§ THE INPUT
━━━━━━━━━━━━━━━━━━━━

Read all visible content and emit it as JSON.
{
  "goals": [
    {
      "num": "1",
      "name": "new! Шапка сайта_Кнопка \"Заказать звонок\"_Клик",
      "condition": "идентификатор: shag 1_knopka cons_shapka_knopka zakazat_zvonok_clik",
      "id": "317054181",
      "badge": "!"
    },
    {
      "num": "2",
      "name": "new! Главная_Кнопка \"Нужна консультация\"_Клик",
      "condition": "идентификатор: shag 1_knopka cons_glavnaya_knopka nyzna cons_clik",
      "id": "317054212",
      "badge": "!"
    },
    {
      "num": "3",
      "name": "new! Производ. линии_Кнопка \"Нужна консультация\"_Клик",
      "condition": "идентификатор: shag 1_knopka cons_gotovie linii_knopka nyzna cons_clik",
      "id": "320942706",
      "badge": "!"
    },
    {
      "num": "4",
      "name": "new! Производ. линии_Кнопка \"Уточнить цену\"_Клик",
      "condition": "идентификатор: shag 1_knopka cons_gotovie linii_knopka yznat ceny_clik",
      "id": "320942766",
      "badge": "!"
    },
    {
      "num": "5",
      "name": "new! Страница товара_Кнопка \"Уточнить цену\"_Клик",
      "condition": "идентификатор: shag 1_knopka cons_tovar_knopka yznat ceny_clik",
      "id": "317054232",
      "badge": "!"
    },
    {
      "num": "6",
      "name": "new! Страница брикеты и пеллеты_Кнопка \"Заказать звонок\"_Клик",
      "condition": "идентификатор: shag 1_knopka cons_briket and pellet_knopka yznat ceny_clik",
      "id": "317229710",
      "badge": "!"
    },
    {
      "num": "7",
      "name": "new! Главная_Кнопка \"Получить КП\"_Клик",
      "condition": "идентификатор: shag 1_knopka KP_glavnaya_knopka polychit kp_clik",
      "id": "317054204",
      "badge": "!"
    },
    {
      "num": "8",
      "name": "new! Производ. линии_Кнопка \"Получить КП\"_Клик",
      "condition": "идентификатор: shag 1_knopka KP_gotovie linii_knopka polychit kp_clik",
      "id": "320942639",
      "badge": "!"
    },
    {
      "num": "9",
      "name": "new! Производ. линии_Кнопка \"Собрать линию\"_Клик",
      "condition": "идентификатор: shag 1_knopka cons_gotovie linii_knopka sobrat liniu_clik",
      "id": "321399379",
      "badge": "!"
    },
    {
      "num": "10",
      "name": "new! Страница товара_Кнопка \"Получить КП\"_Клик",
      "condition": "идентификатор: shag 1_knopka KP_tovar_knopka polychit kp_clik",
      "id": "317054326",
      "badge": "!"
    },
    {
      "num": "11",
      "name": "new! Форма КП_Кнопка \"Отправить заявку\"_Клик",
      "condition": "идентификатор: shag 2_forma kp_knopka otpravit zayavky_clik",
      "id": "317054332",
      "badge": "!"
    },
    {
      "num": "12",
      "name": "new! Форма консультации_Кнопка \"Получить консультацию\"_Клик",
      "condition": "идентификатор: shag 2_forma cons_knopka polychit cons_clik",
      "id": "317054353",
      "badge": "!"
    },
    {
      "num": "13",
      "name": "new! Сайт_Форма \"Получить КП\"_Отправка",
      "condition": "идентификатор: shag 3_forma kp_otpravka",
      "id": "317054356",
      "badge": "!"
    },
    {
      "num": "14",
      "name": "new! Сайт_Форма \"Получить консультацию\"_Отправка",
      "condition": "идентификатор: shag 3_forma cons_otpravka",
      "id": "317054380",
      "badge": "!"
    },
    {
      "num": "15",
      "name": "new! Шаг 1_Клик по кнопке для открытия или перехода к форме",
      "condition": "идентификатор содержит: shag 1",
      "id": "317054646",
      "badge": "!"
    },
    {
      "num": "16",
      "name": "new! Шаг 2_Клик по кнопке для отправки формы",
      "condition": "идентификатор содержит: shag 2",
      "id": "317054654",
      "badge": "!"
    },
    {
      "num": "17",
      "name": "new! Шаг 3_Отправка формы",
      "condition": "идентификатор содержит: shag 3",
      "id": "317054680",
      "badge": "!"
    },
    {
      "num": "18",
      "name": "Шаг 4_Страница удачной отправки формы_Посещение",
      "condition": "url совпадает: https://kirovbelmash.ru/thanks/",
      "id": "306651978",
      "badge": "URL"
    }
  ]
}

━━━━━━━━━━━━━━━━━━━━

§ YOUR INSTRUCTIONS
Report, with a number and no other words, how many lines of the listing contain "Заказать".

§ RESPONSE TO THE TASK
2